She has fired the imagination of millions of young readers across the world with her tales of the boy wizard Harry Potter and his fantastical battles against the evil Lord Voldemort.
So when it comes to building a treehouse for her children, JK Rowling was always going to go further than a couple of planks nailed to the branches. The multi-millionaire author has submitted a £250,000 plan for two luxury arboreal residences in the back garden of her Edinburgh mansion.
Described as looking like something from one of her own adventure stories, the two-storey dwellings feature secret underground tunnels. trap doors, a spiral staircase, a fireman's pole to slide down and will be linked with a rope bridge.
At 12m (39ft) high, the tree houses are so big the writer needs to get approval from Edinburgh City Council before builders can start work. Drawings submitted to planners show one of the houses features a perch for what appears to be an owl and a "nature box" built into the cedar shingle covered roof for birds to nest.
Last year Ms Rowling was given permission to demolish a £1m 1970s house next door to her 17th century, 33-room mansion to make her own garden larger. She was also given approval for a summer house that critics said looked like the stone hut inhabited by Hagrid, the giant groundsman from her best-selling novels. At the time, a public meeting discussed her plans, but did not attempt to halt the hut being built.

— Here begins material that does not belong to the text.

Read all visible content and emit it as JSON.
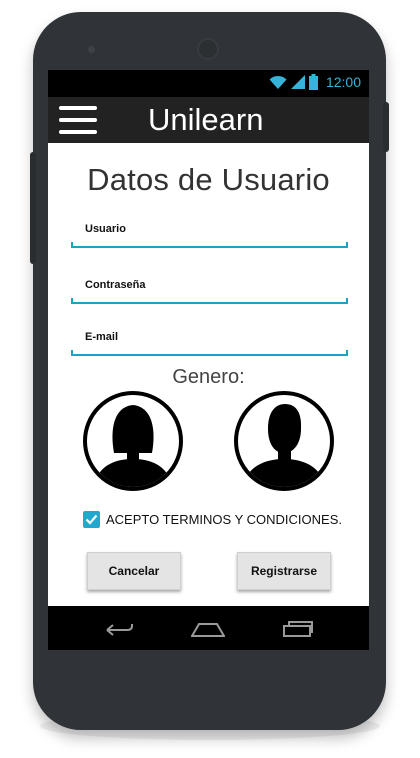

Residents that share the same cul de sac in the exclusive suburb of Edinburgh have watched as her garden has been dug up and re-modelled in a renaissance style. Giant trees have been lifted by a crane over the walls to give the author and her family more privacy. Ms Rowling, 46, lives there with her husband Dr Neil Murray, and three children.

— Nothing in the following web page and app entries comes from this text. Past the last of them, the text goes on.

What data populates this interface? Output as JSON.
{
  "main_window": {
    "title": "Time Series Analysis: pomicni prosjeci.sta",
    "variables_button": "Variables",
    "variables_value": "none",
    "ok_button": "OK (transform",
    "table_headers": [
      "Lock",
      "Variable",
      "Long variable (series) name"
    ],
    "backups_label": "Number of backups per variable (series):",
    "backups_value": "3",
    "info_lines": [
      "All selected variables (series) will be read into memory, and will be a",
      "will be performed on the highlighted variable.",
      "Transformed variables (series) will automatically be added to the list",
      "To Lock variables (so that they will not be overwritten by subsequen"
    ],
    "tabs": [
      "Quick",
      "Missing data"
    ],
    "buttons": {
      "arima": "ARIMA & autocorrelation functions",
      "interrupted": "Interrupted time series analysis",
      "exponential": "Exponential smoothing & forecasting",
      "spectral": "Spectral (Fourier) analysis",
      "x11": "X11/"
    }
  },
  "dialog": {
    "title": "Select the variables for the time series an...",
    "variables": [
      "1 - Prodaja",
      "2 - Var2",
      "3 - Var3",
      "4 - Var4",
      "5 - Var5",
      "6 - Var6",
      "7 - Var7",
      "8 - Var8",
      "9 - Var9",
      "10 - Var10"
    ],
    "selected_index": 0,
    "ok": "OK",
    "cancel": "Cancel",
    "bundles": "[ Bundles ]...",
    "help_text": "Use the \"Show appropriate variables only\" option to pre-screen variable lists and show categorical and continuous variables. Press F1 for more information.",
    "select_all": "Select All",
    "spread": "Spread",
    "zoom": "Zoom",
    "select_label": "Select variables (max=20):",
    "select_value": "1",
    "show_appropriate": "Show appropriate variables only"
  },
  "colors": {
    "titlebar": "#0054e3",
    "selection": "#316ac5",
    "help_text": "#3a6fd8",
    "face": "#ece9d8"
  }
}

A spokeswoman for Edinburgh City Council said: "If there are more than six objections it will go to the planning committee." A spokeswoman for Ms Rowling said she would not comment on a private matter.